Entries from a dataset of interfaces
== == ==

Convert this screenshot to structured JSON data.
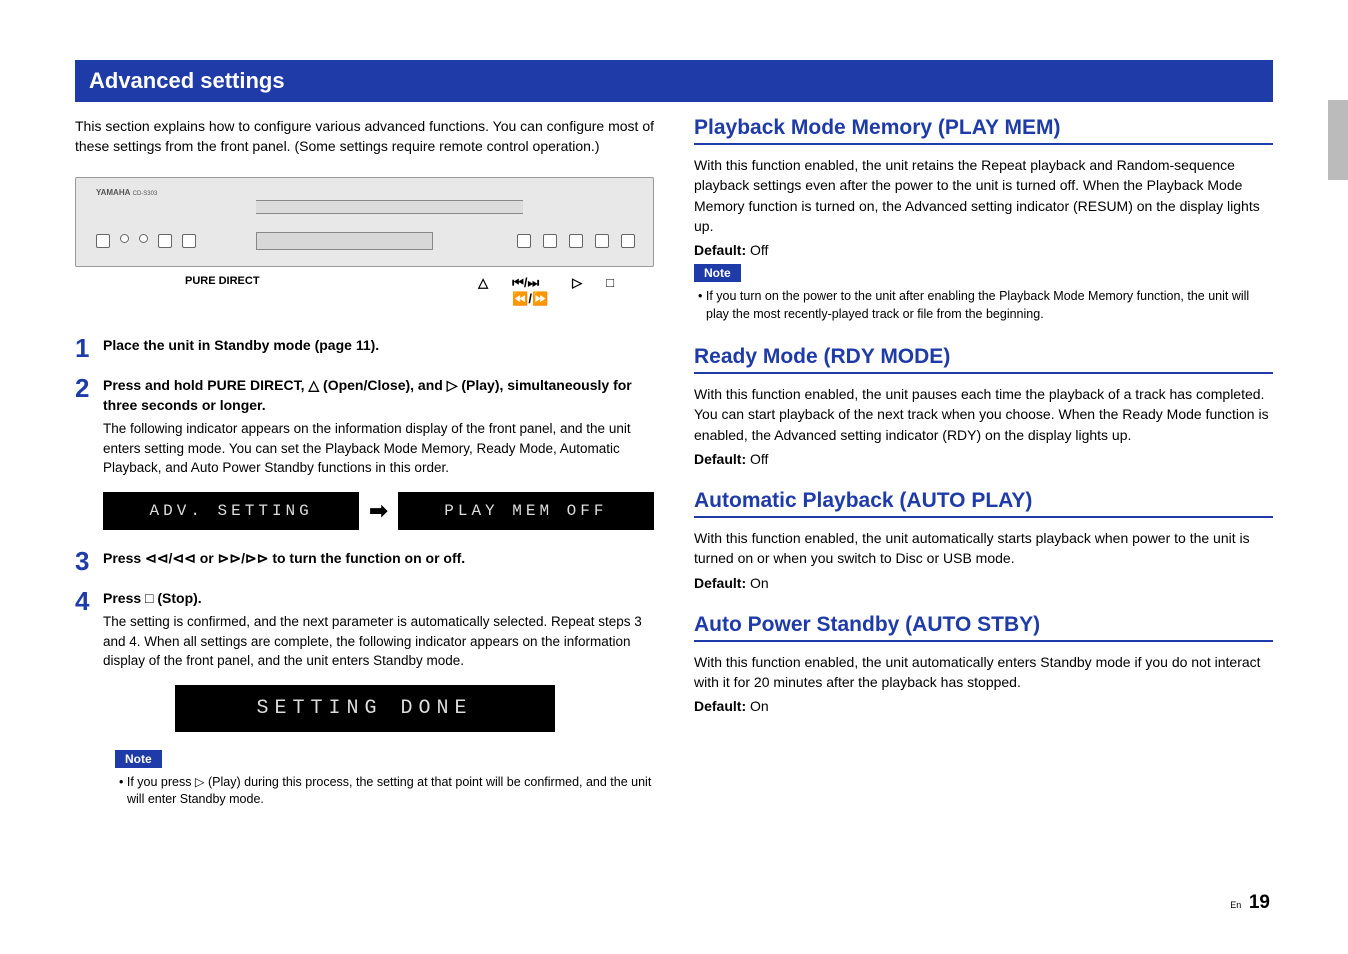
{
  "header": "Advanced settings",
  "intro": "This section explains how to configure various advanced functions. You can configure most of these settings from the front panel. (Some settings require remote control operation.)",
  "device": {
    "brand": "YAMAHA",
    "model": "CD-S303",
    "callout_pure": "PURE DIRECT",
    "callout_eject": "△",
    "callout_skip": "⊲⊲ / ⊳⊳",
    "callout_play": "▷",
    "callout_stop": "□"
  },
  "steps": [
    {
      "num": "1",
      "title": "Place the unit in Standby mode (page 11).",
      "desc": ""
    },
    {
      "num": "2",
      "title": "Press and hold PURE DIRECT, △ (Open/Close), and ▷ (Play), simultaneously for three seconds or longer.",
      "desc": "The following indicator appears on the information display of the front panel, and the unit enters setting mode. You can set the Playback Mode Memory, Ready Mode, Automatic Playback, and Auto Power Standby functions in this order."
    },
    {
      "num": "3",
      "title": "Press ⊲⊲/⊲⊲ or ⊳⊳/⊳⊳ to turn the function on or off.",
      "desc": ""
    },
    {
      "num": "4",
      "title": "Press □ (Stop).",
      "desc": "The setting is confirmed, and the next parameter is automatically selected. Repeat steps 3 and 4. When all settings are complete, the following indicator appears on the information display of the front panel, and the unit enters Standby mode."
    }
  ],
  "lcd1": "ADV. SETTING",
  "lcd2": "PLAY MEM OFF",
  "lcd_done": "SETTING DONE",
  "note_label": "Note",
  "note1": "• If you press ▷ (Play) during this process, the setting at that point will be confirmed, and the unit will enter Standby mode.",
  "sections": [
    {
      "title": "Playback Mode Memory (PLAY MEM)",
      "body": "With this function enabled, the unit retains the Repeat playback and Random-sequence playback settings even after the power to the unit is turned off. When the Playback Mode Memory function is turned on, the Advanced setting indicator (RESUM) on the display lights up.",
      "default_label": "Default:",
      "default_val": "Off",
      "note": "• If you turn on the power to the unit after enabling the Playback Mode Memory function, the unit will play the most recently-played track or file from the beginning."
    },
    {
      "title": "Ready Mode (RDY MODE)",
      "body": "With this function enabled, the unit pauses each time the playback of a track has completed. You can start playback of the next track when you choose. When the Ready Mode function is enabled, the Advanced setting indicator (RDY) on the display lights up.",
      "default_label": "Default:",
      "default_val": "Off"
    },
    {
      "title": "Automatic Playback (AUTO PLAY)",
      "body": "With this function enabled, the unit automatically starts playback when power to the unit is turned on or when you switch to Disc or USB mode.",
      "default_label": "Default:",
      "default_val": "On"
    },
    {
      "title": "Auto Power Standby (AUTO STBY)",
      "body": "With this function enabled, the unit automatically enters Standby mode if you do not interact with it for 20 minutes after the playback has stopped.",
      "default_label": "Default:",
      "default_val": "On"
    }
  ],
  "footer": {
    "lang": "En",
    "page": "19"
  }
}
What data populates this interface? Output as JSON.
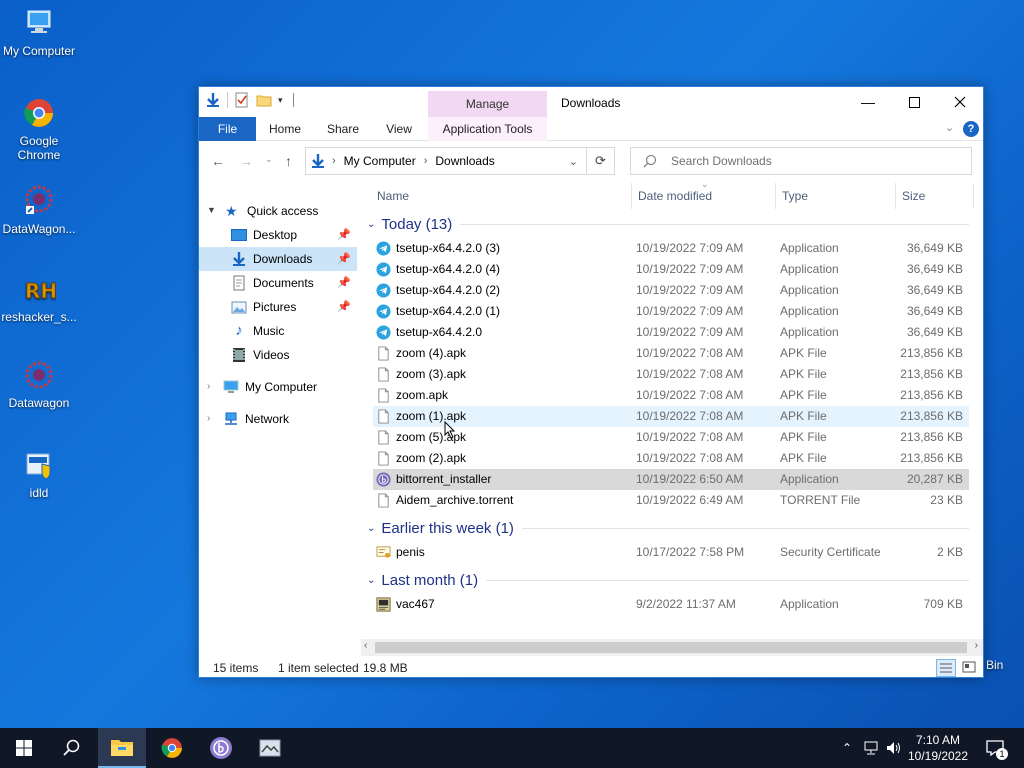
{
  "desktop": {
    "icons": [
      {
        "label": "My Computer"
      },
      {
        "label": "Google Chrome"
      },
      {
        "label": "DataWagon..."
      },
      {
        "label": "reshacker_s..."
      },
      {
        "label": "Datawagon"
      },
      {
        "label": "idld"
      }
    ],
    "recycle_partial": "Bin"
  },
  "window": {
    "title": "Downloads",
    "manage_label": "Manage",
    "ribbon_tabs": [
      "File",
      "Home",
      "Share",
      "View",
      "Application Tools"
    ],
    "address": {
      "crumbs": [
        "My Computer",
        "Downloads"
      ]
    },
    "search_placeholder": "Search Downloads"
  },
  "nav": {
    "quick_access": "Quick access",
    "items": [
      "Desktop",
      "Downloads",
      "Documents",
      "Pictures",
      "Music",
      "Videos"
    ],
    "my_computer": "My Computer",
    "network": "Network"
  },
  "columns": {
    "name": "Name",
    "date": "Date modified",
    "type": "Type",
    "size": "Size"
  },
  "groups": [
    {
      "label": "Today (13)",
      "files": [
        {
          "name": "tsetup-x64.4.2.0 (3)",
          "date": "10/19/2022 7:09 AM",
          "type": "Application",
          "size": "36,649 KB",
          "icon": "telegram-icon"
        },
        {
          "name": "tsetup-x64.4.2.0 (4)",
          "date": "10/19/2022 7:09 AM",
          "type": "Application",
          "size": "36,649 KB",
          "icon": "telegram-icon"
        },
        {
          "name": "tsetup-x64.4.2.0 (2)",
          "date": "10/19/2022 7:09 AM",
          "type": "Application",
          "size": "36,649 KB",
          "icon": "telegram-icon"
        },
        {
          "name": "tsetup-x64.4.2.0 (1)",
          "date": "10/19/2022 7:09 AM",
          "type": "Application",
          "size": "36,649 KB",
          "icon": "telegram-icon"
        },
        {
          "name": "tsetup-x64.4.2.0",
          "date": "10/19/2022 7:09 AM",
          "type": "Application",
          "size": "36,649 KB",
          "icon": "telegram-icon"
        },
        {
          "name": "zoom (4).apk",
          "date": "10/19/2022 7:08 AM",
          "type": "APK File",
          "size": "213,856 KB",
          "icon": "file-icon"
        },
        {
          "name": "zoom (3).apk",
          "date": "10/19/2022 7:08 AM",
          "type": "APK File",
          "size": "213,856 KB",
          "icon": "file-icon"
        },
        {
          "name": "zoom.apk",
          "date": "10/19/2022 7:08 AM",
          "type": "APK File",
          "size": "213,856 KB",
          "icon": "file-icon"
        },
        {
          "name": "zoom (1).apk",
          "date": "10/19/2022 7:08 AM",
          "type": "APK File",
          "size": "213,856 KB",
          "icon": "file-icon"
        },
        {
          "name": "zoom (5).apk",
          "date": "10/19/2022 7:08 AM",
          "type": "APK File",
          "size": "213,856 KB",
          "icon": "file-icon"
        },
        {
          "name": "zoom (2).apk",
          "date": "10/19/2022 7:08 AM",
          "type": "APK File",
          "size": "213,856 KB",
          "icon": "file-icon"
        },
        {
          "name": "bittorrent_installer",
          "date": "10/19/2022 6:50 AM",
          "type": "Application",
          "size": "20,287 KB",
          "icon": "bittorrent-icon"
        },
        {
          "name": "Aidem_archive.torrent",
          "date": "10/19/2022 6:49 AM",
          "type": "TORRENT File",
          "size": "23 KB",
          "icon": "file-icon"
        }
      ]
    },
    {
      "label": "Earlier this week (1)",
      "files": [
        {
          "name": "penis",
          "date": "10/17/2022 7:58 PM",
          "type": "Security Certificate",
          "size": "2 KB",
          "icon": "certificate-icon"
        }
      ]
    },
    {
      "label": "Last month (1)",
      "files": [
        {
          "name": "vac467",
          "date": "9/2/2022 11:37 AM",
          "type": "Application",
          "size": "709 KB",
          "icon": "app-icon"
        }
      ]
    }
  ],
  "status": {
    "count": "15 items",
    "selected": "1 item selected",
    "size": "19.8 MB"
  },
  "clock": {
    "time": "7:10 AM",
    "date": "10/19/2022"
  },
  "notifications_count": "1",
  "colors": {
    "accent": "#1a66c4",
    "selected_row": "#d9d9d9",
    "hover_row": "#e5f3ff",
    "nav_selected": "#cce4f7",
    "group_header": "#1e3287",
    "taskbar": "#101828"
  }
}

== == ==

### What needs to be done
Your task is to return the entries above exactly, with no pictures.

### Problem solution
Convert this screenshot to structured JSON data.
{
  "header": "Advanced settings",
  "intro": "This section explains how to configure various advanced functions. You can configure most of these settings from the front panel. (Some settings require remote control operation.)",
  "device": {
    "brand": "YAMAHA",
    "model": "CD-S303",
    "callout_pure": "PURE DIRECT",
    "callout_eject": "△",
    "callout_skip": "⊲⊲ / ⊳⊳",
    "callout_play": "▷",
    "callout_stop": "□"
  },
  "steps": [
    {
      "num": "1",
      "title": "Place the unit in Standby mode (page 11).",
      "desc": ""
    },
    {
      "num": "2",
      "title": "Press and hold PURE DIRECT, △ (Open/Close), and ▷ (Play), simultaneously for three seconds or longer.",
      "desc": "The following indicator appears on the information display of the front panel, and the unit enters setting mode. You can set the Playback Mode Memory, Ready Mode, Automatic Playback, and Auto Power Standby functions in this order."
    },
    {
      "num": "3",
      "title": "Press ⊲⊲/⊲⊲ or ⊳⊳/⊳⊳ to turn the function on or off.",
      "desc": ""
    },
    {
      "num": "4",
      "title": "Press □ (Stop).",
      "desc": "The setting is confirmed, and the next parameter is automatically selected. Repeat steps 3 and 4. When all settings are complete, the following indicator appears on the information display of the front panel, and the unit enters Standby mode."
    }
  ],
  "lcd1": "ADV. SETTING",
  "lcd2": "PLAY MEM OFF",
  "lcd_done": "SETTING DONE",
  "note_label": "Note",
  "note1": "• If you press ▷ (Play) during this process, the setting at that point will be confirmed, and the unit will enter Standby mode.",
  "sections": [
    {
      "title": "Playback Mode Memory (PLAY MEM)",
      "body": "With this function enabled, the unit retains the Repeat playback and Random-sequence playback settings even after the power to the unit is turned off. When the Playback Mode Memory function is turned on, the Advanced setting indicator (RESUM) on the display lights up.",
      "default_label": "Default:",
      "default_val": "Off",
      "note": "• If you turn on the power to the unit after enabling the Playback Mode Memory function, the unit will play the most recently-played track or file from the beginning."
    },
    {
      "title": "Ready Mode (RDY MODE)",
      "body": "With this function enabled, the unit pauses each time the playback of a track has completed. You can start playback of the next track when you choose. When the Ready Mode function is enabled, the Advanced setting indicator (RDY) on the display lights up.",
      "default_label": "Default:",
      "default_val": "Off"
    },
    {
      "title": "Automatic Playback (AUTO PLAY)",
      "body": "With this function enabled, the unit automatically starts playback when power to the unit is turned on or when you switch to Disc or USB mode.",
      "default_label": "Default:",
      "default_val": "On"
    },
    {
      "title": "Auto Power Standby (AUTO STBY)",
      "body": "With this function enabled, the unit automatically enters Standby mode if you do not interact with it for 20 minutes after the playback has stopped.",
      "default_label": "Default:",
      "default_val": "On"
    }
  ],
  "footer": {
    "lang": "En",
    "page": "19"
  }
}
What data populates this interface? Output as JSON.
{
  "desktop": {
    "icons": [
      {
        "label": "My Computer"
      },
      {
        "label": "Google Chrome"
      },
      {
        "label": "DataWagon..."
      },
      {
        "label": "reshacker_s..."
      },
      {
        "label": "Datawagon"
      },
      {
        "label": "idld"
      }
    ],
    "recycle_partial": "Bin"
  },
  "window": {
    "title": "Downloads",
    "manage_label": "Manage",
    "ribbon_tabs": [
      "File",
      "Home",
      "Share",
      "View",
      "Application Tools"
    ],
    "address": {
      "crumbs": [
        "My Computer",
        "Downloads"
      ]
    },
    "search_placeholder": "Search Downloads"
  },
  "nav": {
    "quick_access": "Quick access",
    "items": [
      "Desktop",
      "Downloads",
      "Documents",
      "Pictures",
      "Music",
      "Videos"
    ],
    "my_computer": "My Computer",
    "network": "Network"
  },
  "columns": {
    "name": "Name",
    "date": "Date modified",
    "type": "Type",
    "size": "Size"
  },
  "groups": [
    {
      "label": "Today (13)",
      "files": [
        {
          "name": "tsetup-x64.4.2.0 (3)",
          "date": "10/19/2022 7:09 AM",
          "type": "Application",
          "size": "36,649 KB",
          "icon": "telegram-icon"
        },
        {
          "name": "tsetup-x64.4.2.0 (4)",
          "date": "10/19/2022 7:09 AM",
          "type": "Application",
          "size": "36,649 KB",
          "icon": "telegram-icon"
        },
        {
          "name": "tsetup-x64.4.2.0 (2)",
          "date": "10/19/2022 7:09 AM",
          "type": "Application",
          "size": "36,649 KB",
          "icon": "telegram-icon"
        },
        {
          "name": "tsetup-x64.4.2.0 (1)",
          "date": "10/19/2022 7:09 AM",
          "type": "Application",
          "size": "36,649 KB",
          "icon": "telegram-icon"
        },
        {
          "name": "tsetup-x64.4.2.0",
          "date": "10/19/2022 7:09 AM",
          "type": "Application",
          "size": "36,649 KB",
          "icon": "telegram-icon"
        },
        {
          "name": "zoom (4).apk",
          "date": "10/19/2022 7:08 AM",
          "type": "APK File",
          "size": "213,856 KB",
          "icon": "file-icon"
        },
        {
          "name": "zoom (3).apk",
          "date": "10/19/2022 7:08 AM",
          "type": "APK File",
          "size": "213,856 KB",
          "icon": "file-icon"
        },
        {
          "name": "zoom.apk",
          "date": "10/19/2022 7:08 AM",
          "type": "APK File",
          "size": "213,856 KB",
          "icon": "file-icon"
        },
        {
          "name": "zoom (1).apk",
          "date": "10/19/2022 7:08 AM",
          "type": "APK File",
          "size": "213,856 KB",
          "icon": "file-icon"
        },
        {
          "name": "zoom (5).apk",
          "date": "10/19/2022 7:08 AM",
          "type": "APK File",
          "size": "213,856 KB",
          "icon": "file-icon"
        },
        {
          "name": "zoom (2).apk",
          "date": "10/19/2022 7:08 AM",
          "type": "APK File",
          "size": "213,856 KB",
          "icon": "file-icon"
        },
        {
          "name": "bittorrent_installer",
          "date": "10/19/2022 6:50 AM",
          "type": "Application",
          "size": "20,287 KB",
          "icon": "bittorrent-icon"
        },
        {
          "name": "Aidem_archive.torrent",
          "date": "10/19/2022 6:49 AM",
          "type": "TORRENT File",
          "size": "23 KB",
          "icon": "file-icon"
        }
      ]
    },
    {
      "label": "Earlier this week (1)",
      "files": [
        {
          "name": "penis",
          "date": "10/17/2022 7:58 PM",
          "type": "Security Certificate",
          "size": "2 KB",
          "icon": "certificate-icon"
        }
      ]
    },
    {
      "label": "Last month (1)",
      "files": [
        {
          "name": "vac467",
          "date": "9/2/2022 11:37 AM",
          "type": "Application",
          "size": "709 KB",
          "icon": "app-icon"
        }
      ]
    }
  ],
  "status": {
    "count": "15 items",
    "selected": "1 item selected",
    "size": "19.8 MB"
  },
  "clock": {
    "time": "7:10 AM",
    "date": "10/19/2022"
  },
  "notifications_count": "1",
  "colors": {
    "accent": "#1a66c4",
    "selected_row": "#d9d9d9",
    "hover_row": "#e5f3ff",
    "nav_selected": "#cce4f7",
    "group_header": "#1e3287",
    "taskbar": "#101828"
  }
}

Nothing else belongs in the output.